It is always prudent to avoid taking supplements otherwise prescribed by your primary health care provider if you are pregnant, intend on becoming pregnant or are nursing. Too much GABA can cause an increase in anxiety, a shortness of breath, numbness around the mouth and tingling in the extremities. When you start taking GABA you might experience drowsiness or lightheadedness (so don’t take it before driving), and in some individuals, skin hives or a rash may appear. If you experience chest pains or difficulty breathing, stop taking the GABA right away. Talk with your primary health care provider before taking GABA to discuss the reasons why you want to start taking it and to get a clearer picture of how it might affect you personally.


GABA (gamma-aminobutyric acid) is a natural calming and anti-epileptic agent in the brain. In fact, it is one of the brain’s most important regulators of proper function and neurotransmission. It appears that many people with anxiety, insomnia, epilepsy, and other brain disorders do not manufacture enough GABA on their own. Many popular drugs, such as Valium, Neurontin, Baclofen, and Valproate act by increasing the effects of GABA within the brain. However, these drugs have numerous side effects and are highly addictive drugs, making them unsuitable for long-term use. GABA, in the right form, is completely safe and remarkably effective without side effects.

Are you suffering from the “tired and wired” syndrome? If so, view this short video by Dr. Kate Rheaume-Bleue, ND on stress, insomnia, your wellbeing and personalized stress management. CLICK HERE.


1. Aura Teas, Tea and Health

Essentials of Human Anatomy & Physiology, Seventh Edition, Elaine Marieb

Carol Roy is a Natural Health Practitioner who received her diploma from the Alternative Medicine College of Canada in Montreal, Quebec.
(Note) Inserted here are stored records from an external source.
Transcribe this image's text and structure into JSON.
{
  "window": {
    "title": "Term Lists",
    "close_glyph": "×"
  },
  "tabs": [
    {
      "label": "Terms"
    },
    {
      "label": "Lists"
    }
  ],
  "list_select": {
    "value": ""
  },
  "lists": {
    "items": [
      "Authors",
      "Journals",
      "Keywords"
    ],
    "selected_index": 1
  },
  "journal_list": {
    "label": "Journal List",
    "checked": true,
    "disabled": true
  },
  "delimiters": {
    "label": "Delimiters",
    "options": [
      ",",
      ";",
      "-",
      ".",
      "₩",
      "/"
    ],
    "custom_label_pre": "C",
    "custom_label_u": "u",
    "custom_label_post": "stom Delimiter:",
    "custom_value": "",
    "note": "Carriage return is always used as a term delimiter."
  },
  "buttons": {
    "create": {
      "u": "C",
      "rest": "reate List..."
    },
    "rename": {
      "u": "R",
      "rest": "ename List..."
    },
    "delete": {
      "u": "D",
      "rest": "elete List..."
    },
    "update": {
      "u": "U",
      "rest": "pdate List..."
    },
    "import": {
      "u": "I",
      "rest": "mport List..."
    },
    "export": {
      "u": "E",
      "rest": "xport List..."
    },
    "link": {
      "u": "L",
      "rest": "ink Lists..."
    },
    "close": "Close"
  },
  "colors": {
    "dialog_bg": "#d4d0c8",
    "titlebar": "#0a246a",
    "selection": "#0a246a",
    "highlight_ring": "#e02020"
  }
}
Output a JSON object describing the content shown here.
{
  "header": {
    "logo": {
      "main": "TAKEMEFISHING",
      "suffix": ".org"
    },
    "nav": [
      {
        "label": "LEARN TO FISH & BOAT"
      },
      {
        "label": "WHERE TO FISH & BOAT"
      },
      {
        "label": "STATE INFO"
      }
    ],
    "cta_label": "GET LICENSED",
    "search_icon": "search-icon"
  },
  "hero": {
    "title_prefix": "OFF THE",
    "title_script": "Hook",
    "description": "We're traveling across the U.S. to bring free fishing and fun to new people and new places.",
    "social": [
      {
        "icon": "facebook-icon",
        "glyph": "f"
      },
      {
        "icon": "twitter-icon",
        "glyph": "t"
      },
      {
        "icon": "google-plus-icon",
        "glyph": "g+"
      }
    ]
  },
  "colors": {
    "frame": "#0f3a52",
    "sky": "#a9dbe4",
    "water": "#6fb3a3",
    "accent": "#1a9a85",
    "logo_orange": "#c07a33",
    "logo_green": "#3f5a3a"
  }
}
With 12 years experience in her area of expertise, natural health and wellness, Carol has also trained to become a fully qualified Reiki Master, Quantum Touch Practitioner, and Reflexologist.

The suggestions by Nutter’s Bulk & Natural Foods and the contents of this article
are recommendations only and not a substitute for any medical advice or a
replacement for any prescriptions. Seek medical advice for any health concerns.
Consult your health care provider before using any recommendations herein.

Share This